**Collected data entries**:
----

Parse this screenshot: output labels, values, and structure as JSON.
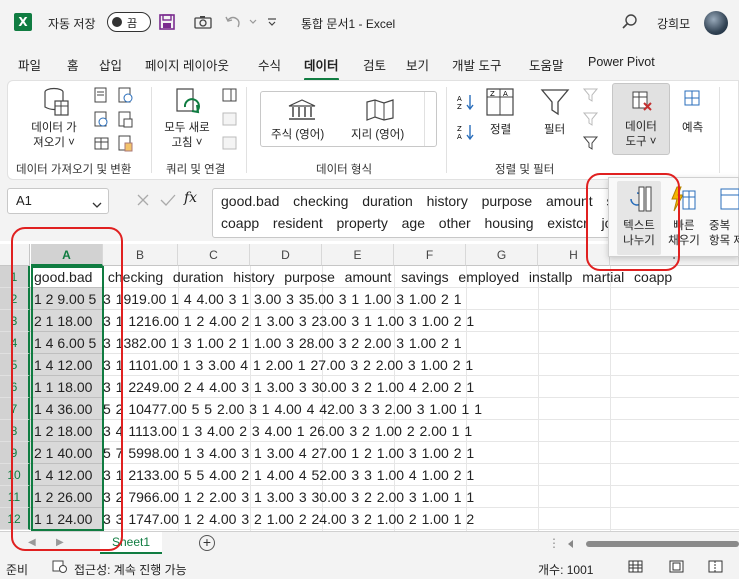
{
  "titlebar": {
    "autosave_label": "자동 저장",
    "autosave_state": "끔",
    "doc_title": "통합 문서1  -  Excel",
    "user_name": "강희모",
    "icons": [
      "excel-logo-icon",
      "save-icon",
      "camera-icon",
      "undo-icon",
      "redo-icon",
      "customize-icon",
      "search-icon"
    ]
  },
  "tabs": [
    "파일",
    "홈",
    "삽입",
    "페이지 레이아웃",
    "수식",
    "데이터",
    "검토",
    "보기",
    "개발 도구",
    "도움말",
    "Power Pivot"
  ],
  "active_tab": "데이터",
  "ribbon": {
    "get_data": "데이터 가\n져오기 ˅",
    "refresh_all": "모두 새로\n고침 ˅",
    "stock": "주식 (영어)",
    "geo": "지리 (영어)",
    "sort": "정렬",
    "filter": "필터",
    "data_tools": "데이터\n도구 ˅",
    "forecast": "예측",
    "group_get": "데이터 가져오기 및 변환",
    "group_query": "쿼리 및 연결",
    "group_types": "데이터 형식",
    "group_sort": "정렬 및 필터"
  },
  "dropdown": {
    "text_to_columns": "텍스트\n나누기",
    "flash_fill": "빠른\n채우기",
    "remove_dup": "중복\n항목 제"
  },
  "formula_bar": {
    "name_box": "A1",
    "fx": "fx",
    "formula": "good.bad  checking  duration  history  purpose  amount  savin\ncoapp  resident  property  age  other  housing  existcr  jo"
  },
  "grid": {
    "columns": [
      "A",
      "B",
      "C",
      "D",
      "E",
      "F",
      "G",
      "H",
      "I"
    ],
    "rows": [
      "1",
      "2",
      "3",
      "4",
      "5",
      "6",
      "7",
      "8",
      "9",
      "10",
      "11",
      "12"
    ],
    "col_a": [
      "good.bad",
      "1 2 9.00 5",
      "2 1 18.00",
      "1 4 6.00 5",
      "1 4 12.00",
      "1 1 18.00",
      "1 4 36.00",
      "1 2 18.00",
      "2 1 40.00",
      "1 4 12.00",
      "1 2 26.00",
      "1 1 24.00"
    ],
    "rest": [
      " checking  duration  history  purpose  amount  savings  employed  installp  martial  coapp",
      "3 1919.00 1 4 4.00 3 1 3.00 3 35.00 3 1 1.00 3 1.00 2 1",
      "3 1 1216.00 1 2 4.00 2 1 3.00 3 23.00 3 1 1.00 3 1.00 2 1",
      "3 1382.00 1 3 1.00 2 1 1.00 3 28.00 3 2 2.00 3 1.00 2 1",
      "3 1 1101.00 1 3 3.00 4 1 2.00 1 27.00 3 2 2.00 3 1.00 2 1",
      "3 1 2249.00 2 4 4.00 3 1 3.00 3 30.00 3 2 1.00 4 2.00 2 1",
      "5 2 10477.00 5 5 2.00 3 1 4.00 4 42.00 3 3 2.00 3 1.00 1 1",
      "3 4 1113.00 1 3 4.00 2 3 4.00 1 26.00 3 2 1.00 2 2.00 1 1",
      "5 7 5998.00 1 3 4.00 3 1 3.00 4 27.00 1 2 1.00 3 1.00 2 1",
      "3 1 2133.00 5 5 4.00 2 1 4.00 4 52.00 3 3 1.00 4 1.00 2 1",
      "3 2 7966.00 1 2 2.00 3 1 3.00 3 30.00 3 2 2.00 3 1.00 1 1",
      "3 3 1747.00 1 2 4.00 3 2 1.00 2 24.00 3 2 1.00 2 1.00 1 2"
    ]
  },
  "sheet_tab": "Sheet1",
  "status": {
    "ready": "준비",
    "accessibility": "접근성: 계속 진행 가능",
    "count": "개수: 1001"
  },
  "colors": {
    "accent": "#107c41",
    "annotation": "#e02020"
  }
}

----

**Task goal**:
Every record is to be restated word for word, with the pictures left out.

**Solution to this exercise**:
Parse this screenshot: output labels, values, and structure as JSON.
{
  "titlebar": {
    "autosave_label": "자동 저장",
    "autosave_state": "끔",
    "doc_title": "통합 문서1  -  Excel",
    "user_name": "강희모",
    "icons": [
      "excel-logo-icon",
      "save-icon",
      "camera-icon",
      "undo-icon",
      "redo-icon",
      "customize-icon",
      "search-icon"
    ]
  },
  "tabs": [
    "파일",
    "홈",
    "삽입",
    "페이지 레이아웃",
    "수식",
    "데이터",
    "검토",
    "보기",
    "개발 도구",
    "도움말",
    "Power Pivot"
  ],
  "active_tab": "데이터",
  "ribbon": {
    "get_data": "데이터 가\n져오기 ˅",
    "refresh_all": "모두 새로\n고침 ˅",
    "stock": "주식 (영어)",
    "geo": "지리 (영어)",
    "sort": "정렬",
    "filter": "필터",
    "data_tools": "데이터\n도구 ˅",
    "forecast": "예측",
    "group_get": "데이터 가져오기 및 변환",
    "group_query": "쿼리 및 연결",
    "group_types": "데이터 형식",
    "group_sort": "정렬 및 필터"
  },
  "dropdown": {
    "text_to_columns": "텍스트\n나누기",
    "flash_fill": "빠른\n채우기",
    "remove_dup": "중복\n항목 제"
  },
  "formula_bar": {
    "name_box": "A1",
    "fx": "fx",
    "formula": "good.bad  checking  duration  history  purpose  amount  savin\ncoapp  resident  property  age  other  housing  existcr  jo"
  },
  "grid": {
    "columns": [
      "A",
      "B",
      "C",
      "D",
      "E",
      "F",
      "G",
      "H",
      "I"
    ],
    "rows": [
      "1",
      "2",
      "3",
      "4",
      "5",
      "6",
      "7",
      "8",
      "9",
      "10",
      "11",
      "12"
    ],
    "col_a": [
      "good.bad",
      "1 2 9.00 5",
      "2 1 18.00",
      "1 4 6.00 5",
      "1 4 12.00",
      "1 1 18.00",
      "1 4 36.00",
      "1 2 18.00",
      "2 1 40.00",
      "1 4 12.00",
      "1 2 26.00",
      "1 1 24.00"
    ],
    "rest": [
      " checking  duration  history  purpose  amount  savings  employed  installp  martial  coapp",
      "3 1919.00 1 4 4.00 3 1 3.00 3 35.00 3 1 1.00 3 1.00 2 1",
      "3 1 1216.00 1 2 4.00 2 1 3.00 3 23.00 3 1 1.00 3 1.00 2 1",
      "3 1382.00 1 3 1.00 2 1 1.00 3 28.00 3 2 2.00 3 1.00 2 1",
      "3 1 1101.00 1 3 3.00 4 1 2.00 1 27.00 3 2 2.00 3 1.00 2 1",
      "3 1 2249.00 2 4 4.00 3 1 3.00 3 30.00 3 2 1.00 4 2.00 2 1",
      "5 2 10477.00 5 5 2.00 3 1 4.00 4 42.00 3 3 2.00 3 1.00 1 1",
      "3 4 1113.00 1 3 4.00 2 3 4.00 1 26.00 3 2 1.00 2 2.00 1 1",
      "5 7 5998.00 1 3 4.00 3 1 3.00 4 27.00 1 2 1.00 3 1.00 2 1",
      "3 1 2133.00 5 5 4.00 2 1 4.00 4 52.00 3 3 1.00 4 1.00 2 1",
      "3 2 7966.00 1 2 2.00 3 1 3.00 3 30.00 3 2 2.00 3 1.00 1 1",
      "3 3 1747.00 1 2 4.00 3 2 1.00 2 24.00 3 2 1.00 2 1.00 1 2"
    ]
  },
  "sheet_tab": "Sheet1",
  "status": {
    "ready": "준비",
    "accessibility": "접근성: 계속 진행 가능",
    "count": "개수: 1001"
  },
  "colors": {
    "accent": "#107c41",
    "annotation": "#e02020"
  }
}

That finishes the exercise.